The first complete English translation of an important thirteenth-century history that sheds light on Tibet's imperial past and on the transmission of the Buddhadharma into Central Asia.
Translated here into English for the first time in its entirety by perhaps the foremost living expert on Tibetan histories, this engaging translation, along with its ample annotation, is a must-have for serious readers and scholars of Buddhist studies. In this history, discover the first extensive biography of the Buddha composed in the Tibetan language, along with an account of subsequent Indian Buddhist history, particularly the writing of Buddhist treatises. The story then moves to Tibet, with an emphasis on the rulers of the Tibetan empire, the translators of Buddhist texts, and the lineages that transmitted doctrine and meditative practice. It concludes with an account of the demise of the monastic order followed by a look forward to the advent of the future Buddha Maitreya.
The composer of this remarkably ecumenical Buddhist history compiled some of the most important early sources on the Tibetan imperial period preserved in his time, and his work may be the best record we have of those sources today. Dan Martin has rendered the richness of this history an accessible part of the world's literary heritage.
A History of Buddhism in India and Tibet: An Expanded Version of the Dharma's Origin Made by the Learned Scholar Deyu, Translated by Dan Martin, Wisdom Publications, Hardcover, 984 pages, $97.95
Dan Martin is the author of over fifty articles as well as two books, Mandala Cosmogony and Unearthing Bon Treasures. A renowned scholar among scholars, he has published mainly on the literary, religious, and cultural history of Tibet from the late tenth century to the present. He has been a fellow at two Institutes for Advanced Studies in Jerusalem and Oslo.
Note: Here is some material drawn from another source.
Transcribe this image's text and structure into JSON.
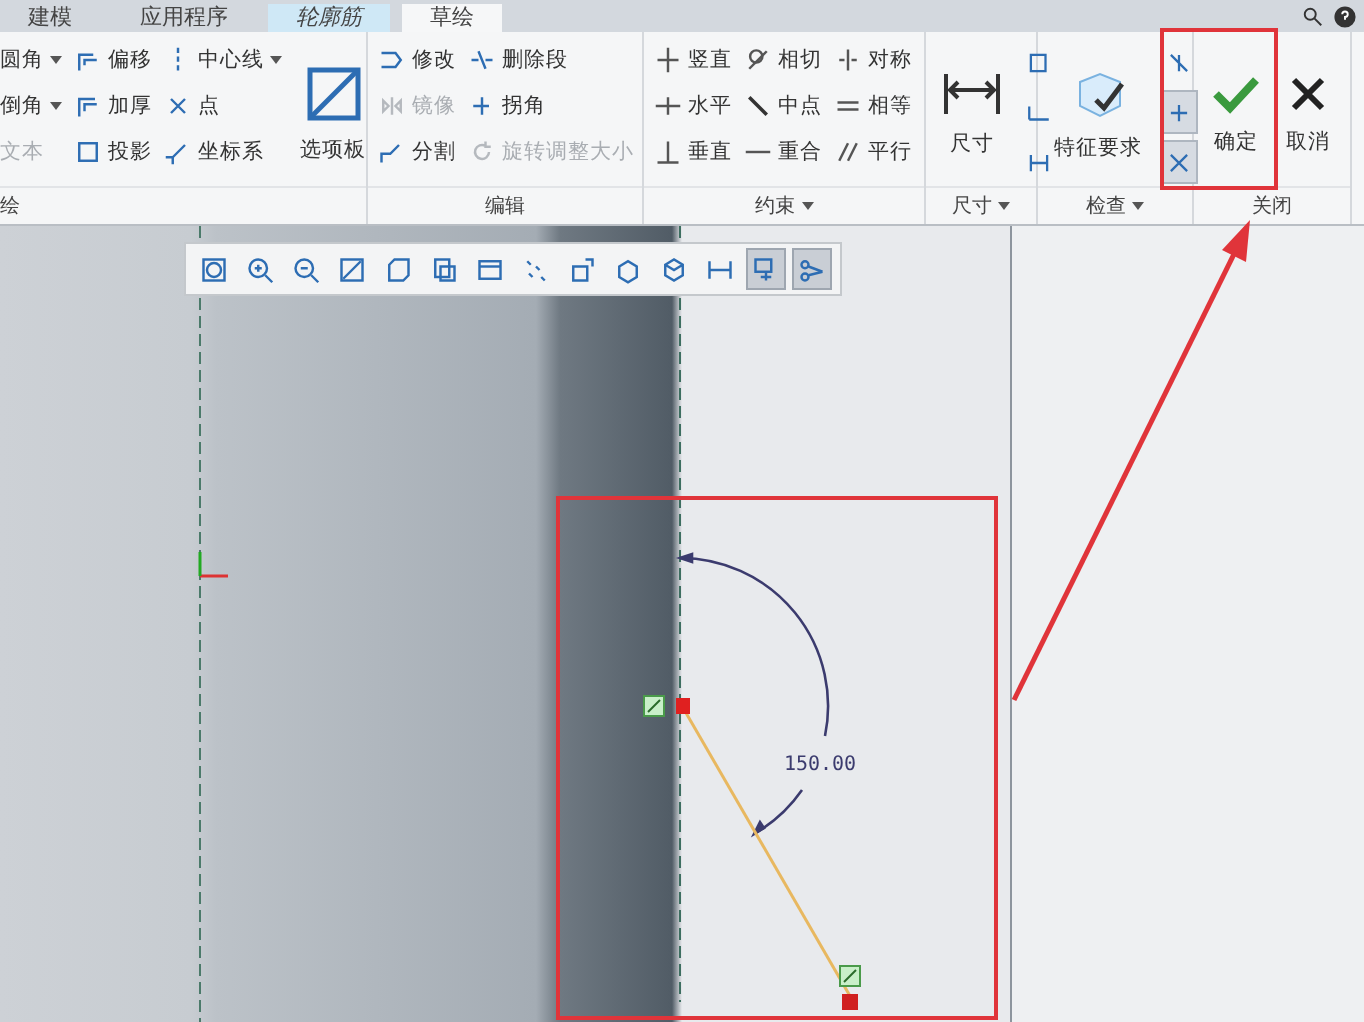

His publications include Tibetan Histories: A Bibliography of Tibetan-Language Historical Works, which after twenty-five years continues to be a leading resource in Tibetan Studies, as well as the monumental bibliography Tibskrit Philology.